### Records provided
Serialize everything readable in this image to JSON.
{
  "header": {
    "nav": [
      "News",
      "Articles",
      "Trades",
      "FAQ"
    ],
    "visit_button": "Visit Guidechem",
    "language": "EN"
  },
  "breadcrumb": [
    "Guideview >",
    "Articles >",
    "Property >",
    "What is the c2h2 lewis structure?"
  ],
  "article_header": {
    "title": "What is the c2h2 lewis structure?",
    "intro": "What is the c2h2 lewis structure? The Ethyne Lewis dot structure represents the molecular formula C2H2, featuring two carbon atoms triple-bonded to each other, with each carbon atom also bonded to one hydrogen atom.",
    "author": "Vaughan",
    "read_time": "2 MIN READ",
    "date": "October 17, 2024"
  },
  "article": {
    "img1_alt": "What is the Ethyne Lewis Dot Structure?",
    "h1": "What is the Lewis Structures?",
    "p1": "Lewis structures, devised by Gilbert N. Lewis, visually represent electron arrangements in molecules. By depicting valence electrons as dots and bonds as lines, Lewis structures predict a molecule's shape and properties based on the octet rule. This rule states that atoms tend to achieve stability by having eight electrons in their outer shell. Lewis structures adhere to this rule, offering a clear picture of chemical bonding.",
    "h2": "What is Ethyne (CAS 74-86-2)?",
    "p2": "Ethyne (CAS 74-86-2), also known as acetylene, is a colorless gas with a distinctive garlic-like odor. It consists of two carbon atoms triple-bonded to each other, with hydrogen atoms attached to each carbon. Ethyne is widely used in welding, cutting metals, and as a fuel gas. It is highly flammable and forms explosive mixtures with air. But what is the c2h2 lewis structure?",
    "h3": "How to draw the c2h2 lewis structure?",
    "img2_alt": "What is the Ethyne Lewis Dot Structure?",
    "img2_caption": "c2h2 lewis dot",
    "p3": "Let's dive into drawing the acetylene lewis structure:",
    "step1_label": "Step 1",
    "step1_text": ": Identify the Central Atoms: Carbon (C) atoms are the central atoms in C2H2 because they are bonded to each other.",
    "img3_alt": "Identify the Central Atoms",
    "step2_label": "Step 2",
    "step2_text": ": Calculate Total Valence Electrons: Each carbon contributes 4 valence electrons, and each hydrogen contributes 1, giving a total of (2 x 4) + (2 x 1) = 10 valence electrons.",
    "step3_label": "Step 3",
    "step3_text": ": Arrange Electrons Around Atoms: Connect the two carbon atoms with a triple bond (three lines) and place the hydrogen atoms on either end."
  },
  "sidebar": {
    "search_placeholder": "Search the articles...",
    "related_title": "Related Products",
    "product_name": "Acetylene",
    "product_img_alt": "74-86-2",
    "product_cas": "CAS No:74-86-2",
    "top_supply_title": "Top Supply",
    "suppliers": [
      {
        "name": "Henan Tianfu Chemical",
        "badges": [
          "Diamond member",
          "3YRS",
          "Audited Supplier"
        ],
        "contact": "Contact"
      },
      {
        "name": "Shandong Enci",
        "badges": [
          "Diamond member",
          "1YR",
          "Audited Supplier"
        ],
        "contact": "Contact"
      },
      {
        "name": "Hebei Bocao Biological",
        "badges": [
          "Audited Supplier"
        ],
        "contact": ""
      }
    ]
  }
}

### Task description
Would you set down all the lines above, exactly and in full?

### The completed task
Serialize everything readable in this image to JSON.
{
  "header": {
    "nav": [
      "News",
      "Articles",
      "Trades",
      "FAQ"
    ],
    "visit_button": "Visit Guidechem",
    "language": "EN"
  },
  "breadcrumb": [
    "Guideview >",
    "Articles >",
    "Property >",
    "What is the c2h2 lewis structure?"
  ],
  "article_header": {
    "title": "What is the c2h2 lewis structure?",
    "intro": "What is the c2h2 lewis structure? The Ethyne Lewis dot structure represents the molecular formula C2H2, featuring two carbon atoms triple-bonded to each other, with each carbon atom also bonded to one hydrogen atom.",
    "author": "Vaughan",
    "read_time": "2 MIN READ",
    "date": "October 17, 2024"
  },
  "article": {
    "img1_alt": "What is the Ethyne Lewis Dot Structure?",
    "h1": "What is the Lewis Structures?",
    "p1": "Lewis structures, devised by Gilbert N. Lewis, visually represent electron arrangements in molecules. By depicting valence electrons as dots and bonds as lines, Lewis structures predict a molecule's shape and properties based on the octet rule. This rule states that atoms tend to achieve stability by having eight electrons in their outer shell. Lewis structures adhere to this rule, offering a clear picture of chemical bonding.",
    "h2": "What is Ethyne (CAS 74-86-2)?",
    "p2": "Ethyne (CAS 74-86-2), also known as acetylene, is a colorless gas with a distinctive garlic-like odor. It consists of two carbon atoms triple-bonded to each other, with hydrogen atoms attached to each carbon. Ethyne is widely used in welding, cutting metals, and as a fuel gas. It is highly flammable and forms explosive mixtures with air. But what is the c2h2 lewis structure?",
    "h3": "How to draw the c2h2 lewis structure?",
    "img2_alt": "What is the Ethyne Lewis Dot Structure?",
    "img2_caption": "c2h2 lewis dot",
    "p3": "Let's dive into drawing the acetylene lewis structure:",
    "step1_label": "Step 1",
    "step1_text": ": Identify the Central Atoms: Carbon (C) atoms are the central atoms in C2H2 because they are bonded to each other.",
    "img3_alt": "Identify the Central Atoms",
    "step2_label": "Step 2",
    "step2_text": ": Calculate Total Valence Electrons: Each carbon contributes 4 valence electrons, and each hydrogen contributes 1, giving a total of (2 x 4) + (2 x 1) = 10 valence electrons.",
    "step3_label": "Step 3",
    "step3_text": ": Arrange Electrons Around Atoms: Connect the two carbon atoms with a triple bond (three lines) and place the hydrogen atoms on either end."
  },
  "sidebar": {
    "search_placeholder": "Search the articles...",
    "related_title": "Related Products",
    "product_name": "Acetylene",
    "product_img_alt": "74-86-2",
    "product_cas": "CAS No:74-86-2",
    "top_supply_title": "Top Supply",
    "suppliers": [
      {
        "name": "Henan Tianfu Chemical",
        "badges": [
          "Diamond member",
          "3YRS",
          "Audited Supplier"
        ],
        "contact": "Contact"
      },
      {
        "name": "Shandong Enci",
        "badges": [
          "Diamond member",
          "1YR",
          "Audited Supplier"
        ],
        "contact": "Contact"
      },
      {
        "name": "Hebei Bocao Biological",
        "badges": [
          "Audited Supplier"
        ],
        "contact": ""
      }
    ]
  }
}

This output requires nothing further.